Hey there, Coffee Lovers. I know I promised a two week hiatus, but I'm kind of a softy when it comes to putting restrictions on myself. Besides, I figured it wasn't breaking any rules if I posted on a day that wasn't Thursday, Sunday, or Monday. How revolutionary is that.

Honestly, I just can't stop blogging. And, if I don't blog on unity and don't quote the Buddha, I'm not repetitive. I just really like quotes by the Buddha...

But, no matter. I have a story for all of you this week. Yesterday, I did something quite extraordinary with my friend Nalani. We are both poets and had been invited by another fabulous friend of mine, Reisha, to participate in an event for the Issaquah September Art Walk. We were being asked to run the mystical, surreal, fabulous Poetry Machine.

The Poetry Machine is an event put on by an organization called Write to the Edge ( which works to bring the art of writing to my community. It's an organization I have a ridiculously large amount of respect for and have worked with on a few ocassions.

The Poetry Machine is, in its most basic, a big blue box...with a poet inside. Random strangers insert five words and a few minutes later, a handwritten poem using the five words inserted is spit out of the box. Like magic.

Nalani and I had an incredible evening. We wrote beautiful (and a few not-so-beautiful) poems, we met intersting people, and we got to spend some time in and around the art we love. One woman told me that the poem I wrote for her will be read at her wedding. Her name is Marina. She does not know my name.

I love this kind of thing. Poetry is the most undervalued, under-paid, and under-noticed art in modern America. And yet, last night the gang at the Poetry Machine had a chance to make men, women, and little children excited about an art that their country spends next to no time and really no money on supporting.

To end this, I will quote something I read in a City Arts magazine article by Greg Lundgren: "The sheer brainpower of artists and thinkers in the Pacific Northwest is staggering - and more valuable than the ocean of oil under Saudi Arabia. Ideas are the most powerful assets of any culture. They shape the future of politics, our technologies, our morals and ideals. Ideas hold the power to save us."

Yours, even from a coffee break.

Thursday, September 1, 2011

a coffee break

I'm taking a break. I've come to the conclusion that I've gotten caught in a rut. So, for a few weeks I will refrain from blogging because, in all honesty, I'm getting bored of myself. When I come back, two weeks from now, rest assured, I'll write about something a tad different than I've been the last few...well...months.

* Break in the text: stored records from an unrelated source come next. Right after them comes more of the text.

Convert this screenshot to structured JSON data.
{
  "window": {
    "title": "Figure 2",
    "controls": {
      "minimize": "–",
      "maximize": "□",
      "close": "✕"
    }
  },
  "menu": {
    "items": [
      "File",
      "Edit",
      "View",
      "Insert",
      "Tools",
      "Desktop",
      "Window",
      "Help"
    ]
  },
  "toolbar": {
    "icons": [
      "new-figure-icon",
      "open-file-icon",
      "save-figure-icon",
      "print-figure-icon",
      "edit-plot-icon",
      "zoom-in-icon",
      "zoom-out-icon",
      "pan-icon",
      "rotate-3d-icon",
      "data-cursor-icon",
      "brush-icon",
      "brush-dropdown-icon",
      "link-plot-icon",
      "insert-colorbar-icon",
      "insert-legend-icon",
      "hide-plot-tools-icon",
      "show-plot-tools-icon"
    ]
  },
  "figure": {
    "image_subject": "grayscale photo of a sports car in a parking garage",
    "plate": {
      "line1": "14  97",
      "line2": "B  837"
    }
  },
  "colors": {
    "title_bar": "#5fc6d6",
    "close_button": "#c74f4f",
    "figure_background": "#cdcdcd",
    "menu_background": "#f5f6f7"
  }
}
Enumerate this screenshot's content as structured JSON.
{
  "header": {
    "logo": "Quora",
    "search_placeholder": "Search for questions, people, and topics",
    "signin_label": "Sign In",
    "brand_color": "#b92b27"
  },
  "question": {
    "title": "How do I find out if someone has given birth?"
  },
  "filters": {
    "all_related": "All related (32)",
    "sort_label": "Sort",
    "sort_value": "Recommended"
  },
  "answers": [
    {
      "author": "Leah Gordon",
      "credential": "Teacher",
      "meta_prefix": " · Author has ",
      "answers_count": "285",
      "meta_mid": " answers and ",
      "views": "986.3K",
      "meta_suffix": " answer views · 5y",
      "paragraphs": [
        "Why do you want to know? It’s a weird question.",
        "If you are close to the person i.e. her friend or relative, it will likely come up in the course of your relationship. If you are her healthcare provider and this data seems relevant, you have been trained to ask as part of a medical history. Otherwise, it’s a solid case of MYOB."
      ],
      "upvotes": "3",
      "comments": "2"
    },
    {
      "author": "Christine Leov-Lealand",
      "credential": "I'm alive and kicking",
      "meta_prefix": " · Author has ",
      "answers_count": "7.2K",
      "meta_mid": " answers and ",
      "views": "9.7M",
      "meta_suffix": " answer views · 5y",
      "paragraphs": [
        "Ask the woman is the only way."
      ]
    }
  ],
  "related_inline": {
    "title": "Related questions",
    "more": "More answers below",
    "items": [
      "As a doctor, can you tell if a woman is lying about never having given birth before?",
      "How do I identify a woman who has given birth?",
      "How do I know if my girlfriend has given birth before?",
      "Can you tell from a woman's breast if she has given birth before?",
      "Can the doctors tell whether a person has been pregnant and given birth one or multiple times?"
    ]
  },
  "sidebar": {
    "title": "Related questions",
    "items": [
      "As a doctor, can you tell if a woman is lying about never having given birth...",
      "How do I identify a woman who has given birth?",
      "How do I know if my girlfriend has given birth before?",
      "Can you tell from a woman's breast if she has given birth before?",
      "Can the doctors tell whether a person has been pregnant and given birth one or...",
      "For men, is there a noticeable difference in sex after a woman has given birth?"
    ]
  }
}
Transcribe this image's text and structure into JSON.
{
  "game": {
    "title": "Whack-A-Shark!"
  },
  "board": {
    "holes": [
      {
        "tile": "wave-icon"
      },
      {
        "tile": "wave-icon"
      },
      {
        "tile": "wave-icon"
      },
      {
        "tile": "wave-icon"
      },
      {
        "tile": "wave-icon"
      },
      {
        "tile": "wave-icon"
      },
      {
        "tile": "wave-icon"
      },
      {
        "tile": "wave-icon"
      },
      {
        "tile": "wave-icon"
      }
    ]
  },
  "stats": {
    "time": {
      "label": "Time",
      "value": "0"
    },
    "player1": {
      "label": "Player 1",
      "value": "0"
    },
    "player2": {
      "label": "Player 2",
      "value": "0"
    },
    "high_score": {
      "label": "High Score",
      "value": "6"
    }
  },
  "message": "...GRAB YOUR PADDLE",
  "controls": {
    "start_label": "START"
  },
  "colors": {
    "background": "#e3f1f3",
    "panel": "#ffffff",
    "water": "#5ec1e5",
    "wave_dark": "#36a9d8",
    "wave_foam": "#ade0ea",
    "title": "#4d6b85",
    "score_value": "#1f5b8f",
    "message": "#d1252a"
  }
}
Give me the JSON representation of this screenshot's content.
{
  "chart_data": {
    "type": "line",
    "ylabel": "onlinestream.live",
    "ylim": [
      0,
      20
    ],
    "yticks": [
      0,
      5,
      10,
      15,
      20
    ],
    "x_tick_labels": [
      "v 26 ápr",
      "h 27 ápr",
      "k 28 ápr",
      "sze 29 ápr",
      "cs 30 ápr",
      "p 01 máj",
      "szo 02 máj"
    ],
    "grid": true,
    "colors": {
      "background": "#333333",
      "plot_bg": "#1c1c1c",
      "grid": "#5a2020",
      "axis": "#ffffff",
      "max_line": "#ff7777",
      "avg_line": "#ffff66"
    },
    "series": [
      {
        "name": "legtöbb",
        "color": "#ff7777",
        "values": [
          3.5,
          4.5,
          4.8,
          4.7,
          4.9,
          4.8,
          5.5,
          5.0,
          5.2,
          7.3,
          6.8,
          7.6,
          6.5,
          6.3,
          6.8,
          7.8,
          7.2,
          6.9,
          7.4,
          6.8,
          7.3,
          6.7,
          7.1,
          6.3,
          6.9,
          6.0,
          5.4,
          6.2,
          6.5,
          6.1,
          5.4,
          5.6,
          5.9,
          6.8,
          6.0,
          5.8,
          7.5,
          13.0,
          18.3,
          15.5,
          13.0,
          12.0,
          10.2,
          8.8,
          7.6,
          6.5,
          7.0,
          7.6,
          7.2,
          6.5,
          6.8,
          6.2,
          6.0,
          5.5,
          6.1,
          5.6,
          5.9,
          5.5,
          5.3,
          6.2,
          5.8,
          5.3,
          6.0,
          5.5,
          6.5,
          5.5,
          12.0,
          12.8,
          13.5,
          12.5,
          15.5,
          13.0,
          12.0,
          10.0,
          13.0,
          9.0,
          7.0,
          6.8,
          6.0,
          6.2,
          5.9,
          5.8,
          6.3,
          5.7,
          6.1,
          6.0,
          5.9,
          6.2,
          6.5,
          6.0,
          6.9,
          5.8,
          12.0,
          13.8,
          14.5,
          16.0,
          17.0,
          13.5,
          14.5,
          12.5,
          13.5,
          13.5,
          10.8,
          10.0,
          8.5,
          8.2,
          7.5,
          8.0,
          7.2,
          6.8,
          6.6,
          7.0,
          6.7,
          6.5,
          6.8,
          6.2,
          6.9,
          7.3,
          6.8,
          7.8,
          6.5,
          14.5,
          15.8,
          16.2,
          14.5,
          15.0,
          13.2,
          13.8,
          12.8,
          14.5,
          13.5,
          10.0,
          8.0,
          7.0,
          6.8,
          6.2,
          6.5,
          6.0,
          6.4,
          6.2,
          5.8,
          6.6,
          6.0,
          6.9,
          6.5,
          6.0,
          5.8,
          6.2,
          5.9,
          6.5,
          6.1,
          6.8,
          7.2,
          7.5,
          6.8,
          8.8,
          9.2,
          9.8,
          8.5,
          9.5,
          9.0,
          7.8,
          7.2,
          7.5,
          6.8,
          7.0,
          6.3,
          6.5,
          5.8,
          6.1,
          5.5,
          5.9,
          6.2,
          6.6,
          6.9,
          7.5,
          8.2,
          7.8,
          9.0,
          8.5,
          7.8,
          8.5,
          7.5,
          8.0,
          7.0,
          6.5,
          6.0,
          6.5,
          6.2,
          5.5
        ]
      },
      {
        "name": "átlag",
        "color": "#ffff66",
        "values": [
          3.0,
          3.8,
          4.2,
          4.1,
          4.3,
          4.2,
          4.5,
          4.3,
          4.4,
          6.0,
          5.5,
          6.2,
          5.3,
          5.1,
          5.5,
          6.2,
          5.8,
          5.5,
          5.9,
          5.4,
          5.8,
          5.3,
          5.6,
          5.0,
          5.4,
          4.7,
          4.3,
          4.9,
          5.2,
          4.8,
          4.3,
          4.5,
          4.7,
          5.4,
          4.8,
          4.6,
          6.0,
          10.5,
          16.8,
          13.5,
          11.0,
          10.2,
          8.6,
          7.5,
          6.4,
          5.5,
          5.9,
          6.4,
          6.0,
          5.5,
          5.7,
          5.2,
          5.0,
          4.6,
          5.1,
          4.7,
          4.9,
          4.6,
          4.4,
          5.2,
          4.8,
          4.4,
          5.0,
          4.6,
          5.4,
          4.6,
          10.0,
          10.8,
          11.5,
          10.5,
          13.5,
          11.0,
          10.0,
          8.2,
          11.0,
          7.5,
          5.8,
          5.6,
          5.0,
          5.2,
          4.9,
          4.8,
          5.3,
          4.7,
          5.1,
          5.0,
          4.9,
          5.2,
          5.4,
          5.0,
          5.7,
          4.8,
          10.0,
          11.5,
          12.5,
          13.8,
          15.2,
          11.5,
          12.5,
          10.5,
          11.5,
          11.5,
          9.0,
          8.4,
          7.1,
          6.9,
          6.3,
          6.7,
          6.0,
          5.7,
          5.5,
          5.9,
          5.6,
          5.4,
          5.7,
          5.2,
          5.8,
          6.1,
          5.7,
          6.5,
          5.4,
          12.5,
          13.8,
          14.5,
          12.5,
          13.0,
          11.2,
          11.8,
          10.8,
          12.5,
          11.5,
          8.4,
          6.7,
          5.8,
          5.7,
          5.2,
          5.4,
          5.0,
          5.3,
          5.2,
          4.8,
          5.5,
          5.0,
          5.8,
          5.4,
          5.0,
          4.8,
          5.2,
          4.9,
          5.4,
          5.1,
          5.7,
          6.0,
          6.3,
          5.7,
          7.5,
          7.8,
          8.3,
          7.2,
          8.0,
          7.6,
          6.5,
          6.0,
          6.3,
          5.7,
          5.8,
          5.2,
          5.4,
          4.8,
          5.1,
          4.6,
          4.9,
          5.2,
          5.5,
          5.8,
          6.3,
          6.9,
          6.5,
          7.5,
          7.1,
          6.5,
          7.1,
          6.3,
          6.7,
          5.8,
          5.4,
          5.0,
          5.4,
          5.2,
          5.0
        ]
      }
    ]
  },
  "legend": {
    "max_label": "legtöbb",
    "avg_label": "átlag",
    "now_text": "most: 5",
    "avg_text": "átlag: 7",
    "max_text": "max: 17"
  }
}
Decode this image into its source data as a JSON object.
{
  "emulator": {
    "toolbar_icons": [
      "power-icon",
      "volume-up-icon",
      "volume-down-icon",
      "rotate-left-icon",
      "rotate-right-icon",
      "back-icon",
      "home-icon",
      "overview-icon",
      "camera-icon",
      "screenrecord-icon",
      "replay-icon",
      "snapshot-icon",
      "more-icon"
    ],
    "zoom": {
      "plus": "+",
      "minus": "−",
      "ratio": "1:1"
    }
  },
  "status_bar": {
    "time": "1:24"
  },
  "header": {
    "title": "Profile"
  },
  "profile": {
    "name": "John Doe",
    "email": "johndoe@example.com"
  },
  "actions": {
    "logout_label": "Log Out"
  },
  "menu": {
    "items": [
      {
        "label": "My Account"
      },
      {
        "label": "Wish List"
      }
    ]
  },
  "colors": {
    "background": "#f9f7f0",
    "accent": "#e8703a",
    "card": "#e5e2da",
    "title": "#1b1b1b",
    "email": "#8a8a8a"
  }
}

Good luck and, until we meet again:

May your coffee be strong, your passions electric, and your laughter easy.